***** Information provided *****

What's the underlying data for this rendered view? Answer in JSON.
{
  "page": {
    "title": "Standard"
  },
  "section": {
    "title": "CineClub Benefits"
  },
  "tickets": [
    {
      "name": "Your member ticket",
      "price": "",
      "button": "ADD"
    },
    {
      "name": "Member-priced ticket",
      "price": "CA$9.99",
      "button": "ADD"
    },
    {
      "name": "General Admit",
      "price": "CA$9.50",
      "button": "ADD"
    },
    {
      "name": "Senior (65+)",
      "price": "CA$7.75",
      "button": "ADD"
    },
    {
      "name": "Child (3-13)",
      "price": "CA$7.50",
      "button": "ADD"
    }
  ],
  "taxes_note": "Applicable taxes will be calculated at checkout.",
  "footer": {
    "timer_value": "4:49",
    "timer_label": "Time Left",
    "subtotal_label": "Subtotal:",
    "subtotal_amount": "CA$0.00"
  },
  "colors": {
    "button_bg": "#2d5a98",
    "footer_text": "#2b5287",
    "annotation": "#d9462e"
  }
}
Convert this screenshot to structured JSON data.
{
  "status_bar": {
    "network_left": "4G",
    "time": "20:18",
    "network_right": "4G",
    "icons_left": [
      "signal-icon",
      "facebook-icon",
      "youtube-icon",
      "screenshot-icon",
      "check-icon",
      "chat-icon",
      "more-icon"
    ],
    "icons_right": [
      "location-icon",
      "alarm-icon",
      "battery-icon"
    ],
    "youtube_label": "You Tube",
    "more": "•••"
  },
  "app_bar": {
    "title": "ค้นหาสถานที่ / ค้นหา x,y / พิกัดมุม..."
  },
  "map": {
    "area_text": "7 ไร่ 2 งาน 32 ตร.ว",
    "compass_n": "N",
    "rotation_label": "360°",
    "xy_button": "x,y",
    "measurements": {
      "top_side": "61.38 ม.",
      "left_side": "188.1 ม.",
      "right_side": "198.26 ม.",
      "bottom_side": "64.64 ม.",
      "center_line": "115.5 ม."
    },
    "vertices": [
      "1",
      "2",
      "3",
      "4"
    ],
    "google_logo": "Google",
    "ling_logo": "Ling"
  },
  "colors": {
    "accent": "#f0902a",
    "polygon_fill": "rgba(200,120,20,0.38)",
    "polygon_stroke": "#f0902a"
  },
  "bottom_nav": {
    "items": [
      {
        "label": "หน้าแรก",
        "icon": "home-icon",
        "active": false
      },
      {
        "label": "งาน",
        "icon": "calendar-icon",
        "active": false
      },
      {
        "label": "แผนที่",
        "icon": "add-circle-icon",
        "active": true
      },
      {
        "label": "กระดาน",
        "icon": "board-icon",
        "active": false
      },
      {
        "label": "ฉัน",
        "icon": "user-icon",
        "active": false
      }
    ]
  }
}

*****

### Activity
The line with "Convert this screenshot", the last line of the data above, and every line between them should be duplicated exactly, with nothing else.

### Response
Convert this screenshot to structured JSON data.
{
  "status_bar": {
    "network_left": "4G",
    "time": "20:18",
    "network_right": "4G",
    "icons_left": [
      "signal-icon",
      "facebook-icon",
      "youtube-icon",
      "screenshot-icon",
      "check-icon",
      "chat-icon",
      "more-icon"
    ],
    "icons_right": [
      "location-icon",
      "alarm-icon",
      "battery-icon"
    ],
    "youtube_label": "You Tube",
    "more": "•••"
  },
  "app_bar": {
    "title": "ค้นหาสถานที่ / ค้นหา x,y / พิกัดมุม..."
  },
  "map": {
    "area_text": "7 ไร่ 2 งาน 32 ตร.ว",
    "compass_n": "N",
    "rotation_label": "360°",
    "xy_button": "x,y",
    "measurements": {
      "top_side": "61.38 ม.",
      "left_side": "188.1 ม.",
      "right_side": "198.26 ม.",
      "bottom_side": "64.64 ม.",
      "center_line": "115.5 ม."
    },
    "vertices": [
      "1",
      "2",
      "3",
      "4"
    ],
    "google_logo": "Google",
    "ling_logo": "Ling"
  },
  "colors": {
    "accent": "#f0902a",
    "polygon_fill": "rgba(200,120,20,0.38)",
    "polygon_stroke": "#f0902a"
  },
  "bottom_nav": {
    "items": [
      {
        "label": "หน้าแรก",
        "icon": "home-icon",
        "active": false
      },
      {
        "label": "งาน",
        "icon": "calendar-icon",
        "active": false
      },
      {
        "label": "แผนที่",
        "icon": "add-circle-icon",
        "active": true
      },
      {
        "label": "กระดาน",
        "icon": "board-icon",
        "active": false
      },
      {
        "label": "ฉัน",
        "icon": "user-icon",
        "active": false
      }
    ]
  }
}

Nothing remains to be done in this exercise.